“We have seen a rise in companies and individuals using these types of messaging systems, and companies must ensure that they can monitor and retain these communications as appropriate.”
Speech, DOJ Assistant Attorney General Kenneth A. Polite, September 2022
“...prosecutors should consider whether the corporation has implemented effective policies and procedures governing the use of personal devices and third-party messaging platforms to ensure that business-related electronic data and communications are preserved”
U.S. Department of Justice Criminal Division Further Revisions to Corporate Criminal Enforcement Policies, September 2022
How Theta Lake can help

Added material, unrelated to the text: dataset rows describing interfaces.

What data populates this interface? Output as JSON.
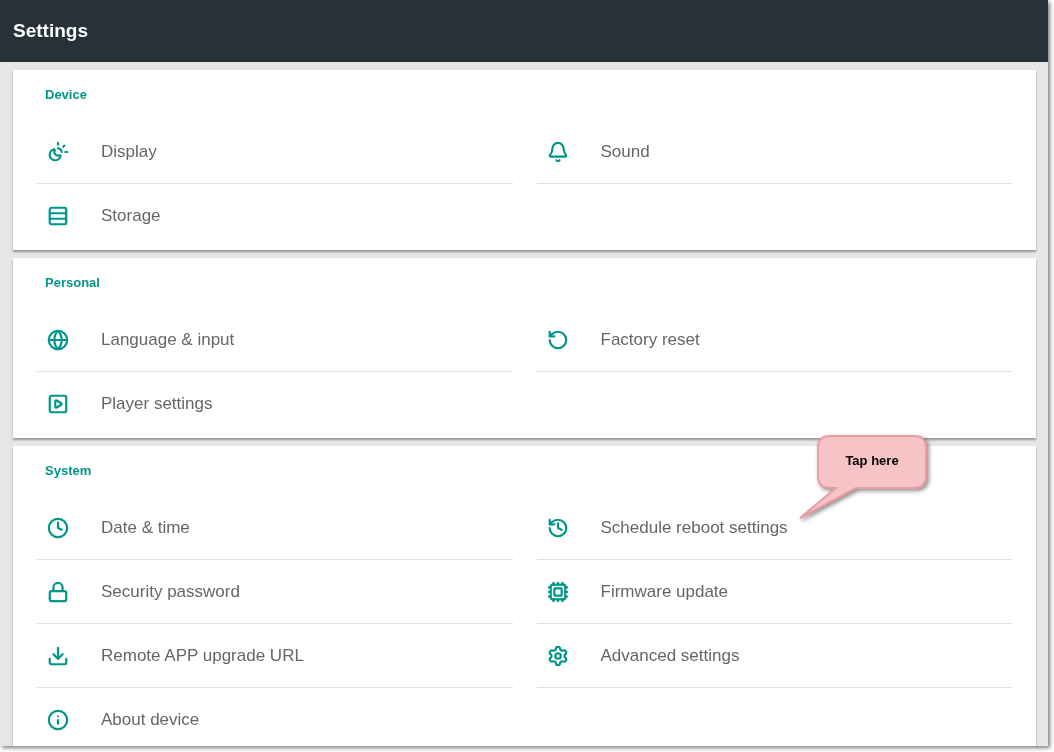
{
  "app_bar": {
    "title": "Settings"
  },
  "sections": [
    {
      "title": "Device",
      "items": [
        {
          "label": "Display"
        },
        {
          "label": "Sound"
        },
        {
          "label": "Storage"
        }
      ]
    },
    {
      "title": "Personal",
      "items": [
        {
          "label": "Language & input"
        },
        {
          "label": "Factory reset"
        },
        {
          "label": "Player settings"
        }
      ]
    },
    {
      "title": "System",
      "items": [
        {
          "label": "Date & time"
        },
        {
          "label": "Schedule reboot settings"
        },
        {
          "label": "Security password"
        },
        {
          "label": "Firmware update"
        },
        {
          "label": "Remote APP upgrade URL"
        },
        {
          "label": "Advanced settings"
        },
        {
          "label": "About device"
        }
      ]
    }
  ],
  "callout": {
    "text": "Tap here"
  }
}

Theta Lake’s multi-award winning product suite provides patented compliance and security for modern communications utilizing over 100 frictionless partner integrations that include RingCentral, Webex by Cisco, Microsoft Teams, Slack, Zoom, Movius and more. Here’s some of the ways Theta Lake can help you comply with the updated guidance from the DOJ:
- Theta Lake captures and compliantly archives communications including videos, voice, chat, screen share and file transfer from mobile messaging platforms to SMS and WhatsApp to enable compliance with the DOJ guidance. It also acts as an archive connector, enabling existing archives and data storage to be utilized without disruption.
- Easily search and retrieve content to enable compliance with the 'swiftly and without delay’ criteria to deliver to the DOJ any communications associated with relevant individuals.
- The ability to ensure that all aspects of messaging can be preserved, and a full audit trail provided to regulators or prosecutors. For example, chat messages can be viewed in their native format over the entire history of the conversation with full context retained together with in-meeting communications and images, GIFs, emojis or reactions that change meaning and context.
- AI-enabled automated detection of misconduct requiring reporting to the DOJ or other regulators. Identified risks are surfaced in an AI-assisted review workflow providing an efficient and effective review process for compliance teams.
- Theta Lake’s suite is SOC2, Type II audited and maps controls to ISO 27001 so confidential, privileged or sensitive data can be automatically redacted to meet data privacy and other legal obligations.